What's worrying: The bank is getting out of or cutting back in so many business lines to avoid problems that it's unclear where growth will come from. Investors worry that the bank is becoming so risk-averse that it won't be able to compete.

Its core consumer lending segment saw earnings decline 14 per cent in the latest quarter, due in large part to rising provisions for bad credit card, manufacturing and real estate loans, notes Blackmont Capital analyst Brad Smith.

What the CEO says: “Market conditions worldwide for banks remain difficult. Yet arguably one of the better places to be right now is in Canada. At CIBC, the majority of our revenue is derived from retail markets, where we enjoy strong market positions in a broad range of products and services.”

Total assets: $354-billion

Tier 1 capital ratio at Jan. 31: 9.8 per cent (it's now a whopping 11.5 per cent)

Provision for credit losses: $284-million, up from $172-million

• Bank of Montreal

First-quarter profit: $225-million, down from $255-million.

What's working: The bank's trading operations are buoying profit, and its retail operations are rebounding after lagging for years. A switch toward more profitable products, such as lines of credit, is helping the core operations churn out strong earnings.

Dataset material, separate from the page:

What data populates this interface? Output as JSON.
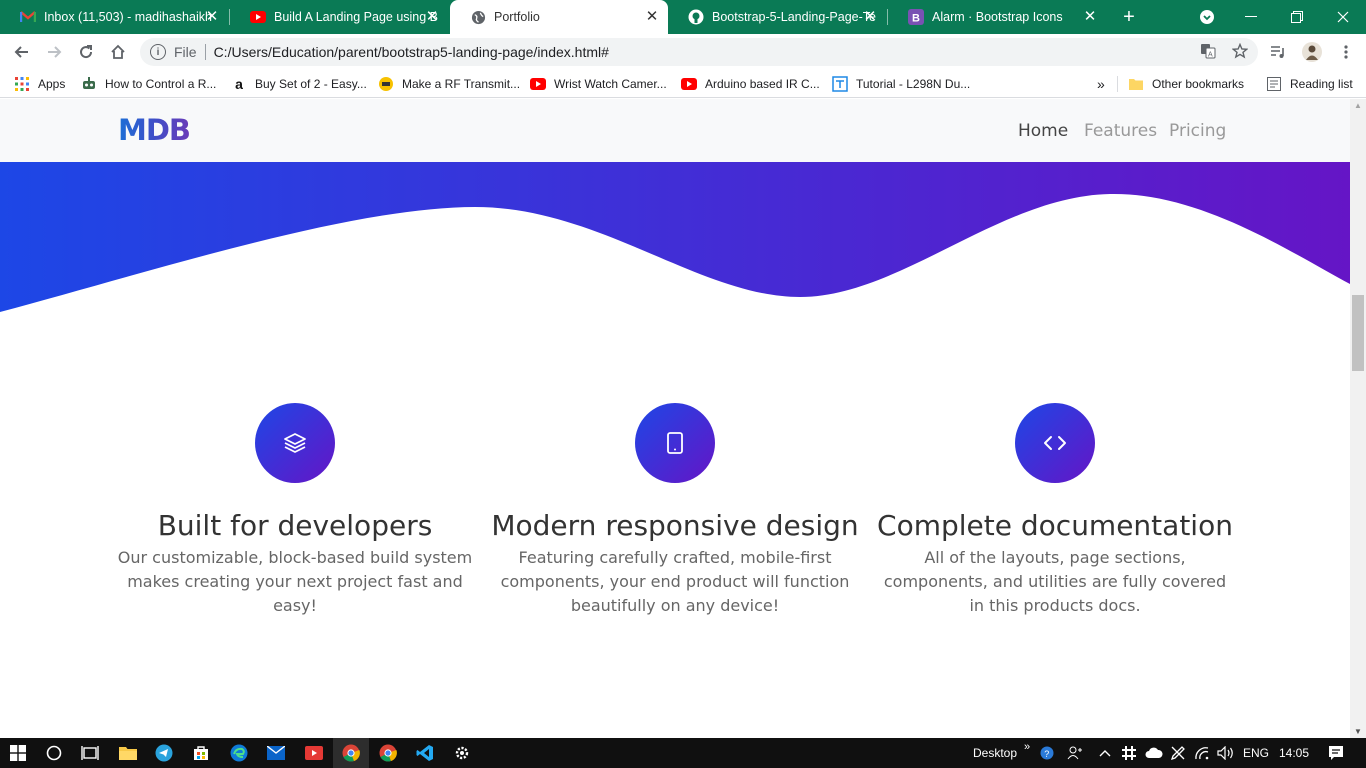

What's worrying: Investors are concerned that trading profits can disappear fast, and the bank has a U.S. loan portfolio by virtue of its presence in the U.S. Midwest. There's also a nagging worry that the bank will cut its dividend that won't go away no matter how many times CEO Bill Downe says the payout is safe.

Credit Suisse analyst James Bantis is watching for rising credit losses in the $42-billion (U.S.) U.S. loan portfolio. He sees a large drop-off in the quality of the U.S. portfolio, which accounts for 27 per cent of BMO's loan book, compared to the Canadian portfolio.

What the CEO says: “Financial institutions everywhere continue to face headwinds in credit markets and the capital markets environment. BMO is well positioned to meet these challenges, having accessed markets to bolster our capital position and having further strengthened our strong liquidity in the period, albeit at a higher cost.”

Tier 1 capital ratio at Jan. 31: 10.21 per cent

Total assets: $443-billion

Provisions for credit losses: $428-million, up from $230-million